While we've covered adding new modules to your site, another customization you can make is overriding an existing module with your own. You may want to do this, for example, if you want to make a global change to styling.
Overriding a file (such as the one containing your site's colors) involves creating a module and then telling Gulp that you want it to ignore one file and replace it with another. Thus, you should never modify the code contained in the reference modules (i.e., the suitecommerce directory).
This short article will take you through the steps to overriding the global color scheme by changing some of the color variables.
Preparing Your File Structure
To start, create a new module folder like you would for any other module (where SCA is my working directory):
Note that in this structure the name CustomStyles@1.0.0 is not nececssary, but simply what I've decided I'm going to call my modifications. Under that folder, I have only included the names of the folders that I'm going to be overriding. This is because (later) I'm going to specify that a specific file under BaseSassStyles is overridden, so Sass and variables need to match the folders under that folder.
Now, I'm going to be overriding some styling.
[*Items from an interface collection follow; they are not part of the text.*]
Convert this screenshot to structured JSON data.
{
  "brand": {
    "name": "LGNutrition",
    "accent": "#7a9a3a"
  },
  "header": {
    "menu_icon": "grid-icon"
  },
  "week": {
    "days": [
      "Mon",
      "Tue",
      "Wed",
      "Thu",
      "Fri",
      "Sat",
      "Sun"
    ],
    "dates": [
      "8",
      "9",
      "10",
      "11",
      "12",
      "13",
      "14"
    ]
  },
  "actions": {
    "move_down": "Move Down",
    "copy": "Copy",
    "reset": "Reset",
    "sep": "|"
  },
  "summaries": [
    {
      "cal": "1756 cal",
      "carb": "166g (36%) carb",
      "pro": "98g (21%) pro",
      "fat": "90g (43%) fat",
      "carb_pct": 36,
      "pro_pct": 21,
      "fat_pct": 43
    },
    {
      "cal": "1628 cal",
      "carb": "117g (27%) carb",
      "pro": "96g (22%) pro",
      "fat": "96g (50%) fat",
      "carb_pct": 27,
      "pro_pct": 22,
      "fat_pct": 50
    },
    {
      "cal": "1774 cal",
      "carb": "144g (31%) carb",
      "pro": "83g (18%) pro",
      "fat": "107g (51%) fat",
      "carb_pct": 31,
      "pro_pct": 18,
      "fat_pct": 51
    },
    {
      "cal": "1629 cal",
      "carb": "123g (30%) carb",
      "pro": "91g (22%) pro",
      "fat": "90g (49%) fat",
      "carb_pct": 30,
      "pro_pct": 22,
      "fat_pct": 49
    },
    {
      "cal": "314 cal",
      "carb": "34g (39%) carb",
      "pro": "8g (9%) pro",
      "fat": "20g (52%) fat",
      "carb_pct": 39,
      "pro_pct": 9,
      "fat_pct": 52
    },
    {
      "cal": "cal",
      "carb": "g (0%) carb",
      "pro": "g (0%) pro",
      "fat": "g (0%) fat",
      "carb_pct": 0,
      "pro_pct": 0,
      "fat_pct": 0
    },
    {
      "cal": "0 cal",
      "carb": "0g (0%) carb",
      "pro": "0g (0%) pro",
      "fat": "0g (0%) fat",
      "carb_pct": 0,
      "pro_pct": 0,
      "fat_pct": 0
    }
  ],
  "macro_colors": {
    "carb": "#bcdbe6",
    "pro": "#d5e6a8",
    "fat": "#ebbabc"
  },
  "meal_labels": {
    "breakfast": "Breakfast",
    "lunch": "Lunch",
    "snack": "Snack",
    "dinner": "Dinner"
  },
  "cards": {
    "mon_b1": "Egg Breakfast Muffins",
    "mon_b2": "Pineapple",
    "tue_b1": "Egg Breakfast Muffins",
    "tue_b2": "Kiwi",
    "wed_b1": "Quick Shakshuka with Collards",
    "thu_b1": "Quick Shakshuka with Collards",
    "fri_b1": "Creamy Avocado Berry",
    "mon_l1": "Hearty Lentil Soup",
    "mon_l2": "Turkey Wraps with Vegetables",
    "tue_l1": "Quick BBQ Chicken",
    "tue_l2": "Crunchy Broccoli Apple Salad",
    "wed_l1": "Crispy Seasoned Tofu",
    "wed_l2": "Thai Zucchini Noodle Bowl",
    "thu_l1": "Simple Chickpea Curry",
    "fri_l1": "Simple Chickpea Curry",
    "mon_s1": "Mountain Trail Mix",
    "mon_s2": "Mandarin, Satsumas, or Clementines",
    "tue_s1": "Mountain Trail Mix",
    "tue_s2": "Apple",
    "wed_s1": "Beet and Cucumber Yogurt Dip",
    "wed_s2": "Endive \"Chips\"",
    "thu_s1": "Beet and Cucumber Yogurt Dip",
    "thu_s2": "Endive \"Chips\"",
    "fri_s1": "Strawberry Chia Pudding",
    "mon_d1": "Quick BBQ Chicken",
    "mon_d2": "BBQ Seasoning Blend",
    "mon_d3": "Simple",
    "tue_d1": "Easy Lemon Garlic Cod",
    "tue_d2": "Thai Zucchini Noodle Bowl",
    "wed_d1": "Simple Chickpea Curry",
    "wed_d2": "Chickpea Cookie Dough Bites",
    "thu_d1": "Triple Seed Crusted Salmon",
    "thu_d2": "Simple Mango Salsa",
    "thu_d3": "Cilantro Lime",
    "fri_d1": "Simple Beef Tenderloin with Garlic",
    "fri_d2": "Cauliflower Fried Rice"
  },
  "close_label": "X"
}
I could do that just by using standard CSS but I want to change a variable that's used during the compiling process. To do this I need to override the entire file in which these variables are declared. The best way to start this is to make a copy and work from that. Copy suitecommerce > BaseSassStyles@1.0.2 > Sass > variables > _colors.scss and put it into your variables folder.
The final bit of prep work is the same for any new module: you need to update the modules object at the top of distro.json with your new module. I put mine at the bottom of the object so it looks like this:
Make The Changes
When you open _colors.scss in your text editor you'll see all the variables that are used for determining the colors of your site. If you're interested in making a specific change to your site's colors then you can grep through the modules to find where specific variables are used; however, for this tutorial, we're just going to change the color used in the main color scheme. In the file change the value of
$sc-color-scheme to something else – I'm changing mine to
#DE5A28. Save the file.
Next you need to create ns.package.json in your CustomStyles@1.0.0 folder and put in the following:
The first object is standard in ns.package.json files, but the second, overrides, tells Gulp that you will be using a file in place of another. The first part of the object is the file you are replacing and the second the file you are replacing it with. Save the file and run
gulp local (remember, if you already have it running you'll need to restart it so that it's aware of the new module). Your command line should return a summary of the overrides in place (if it doesn't then check your syntax).
Test The Changes
With your local server running, you're now in a position to test your changes. Go to your local site and check to see if your global color scheme has changed to the color you specified. For me, my site has changed like this:
When you're ready you can rebuild your distribution and push it to the server.
Overrides can be used to replace specific files so that you can, for example, change specific areas of styling that come in the reference modules. Note that overriding modules is always preferable when it comes to making customizations to reference modules as it means that updates are easier and changes are more cleanly separated.
For further reading, check out Overriding a Template File and Extending a Sass File, which also gives information on how to override entire modules.
Posted on Tue, September 29, 2015
by Steve Goldberg filed under